* Data for this exercise *

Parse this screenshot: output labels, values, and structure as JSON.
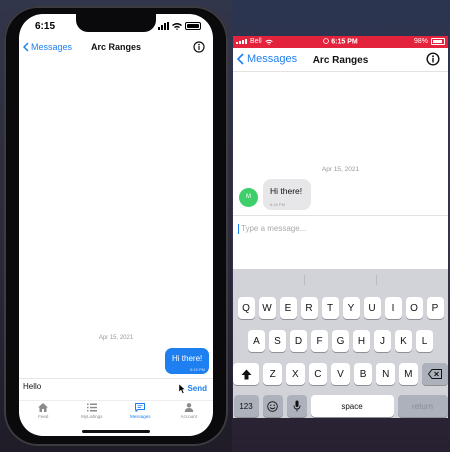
{
  "left_phone": {
    "status": {
      "time": "6:15"
    },
    "nav": {
      "back_label": "Messages",
      "title": "Arc Ranges"
    },
    "chat": {
      "date": "Apr 15, 2021",
      "sent_message": {
        "text": "Hi there!",
        "time": "6:15 PM"
      }
    },
    "composer": {
      "value": "Hello",
      "send_label": "Send"
    },
    "tabs": [
      {
        "label": "Feed",
        "icon": "home-icon"
      },
      {
        "label": "MyListings",
        "icon": "list-icon"
      },
      {
        "label": "Messages",
        "icon": "chat-icon",
        "active": true
      },
      {
        "label": "Account",
        "icon": "person-icon"
      }
    ]
  },
  "right_phone": {
    "status": {
      "carrier": "Bell",
      "time": "6:15 PM",
      "battery": "98%"
    },
    "nav": {
      "back_label": "Messages",
      "title": "Arc Ranges"
    },
    "chat": {
      "date": "Apr 15, 2021",
      "avatar_initials": "M",
      "received_message": {
        "text": "Hi there!",
        "time": "6:15 PM"
      }
    },
    "composer": {
      "placeholder": "Type a message..."
    },
    "keyboard": {
      "row1": [
        "Q",
        "W",
        "E",
        "R",
        "T",
        "Y",
        "U",
        "I",
        "O",
        "P"
      ],
      "row2": [
        "A",
        "S",
        "D",
        "F",
        "G",
        "H",
        "J",
        "K",
        "L"
      ],
      "row3": [
        "Z",
        "X",
        "C",
        "V",
        "B",
        "N",
        "M"
      ],
      "numbers_label": "123",
      "space_label": "space",
      "return_label": "return"
    }
  },
  "colors": {
    "accent": "#1e7ff0",
    "status_bar": "#e3223c",
    "avatar": "#3fcf6a"
  }
}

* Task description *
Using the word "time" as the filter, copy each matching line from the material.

* Finished task *
      "time": "6:15"
        "time": "6:15 PM"
      "time": "6:15 PM",
        "time": "6:15 PM"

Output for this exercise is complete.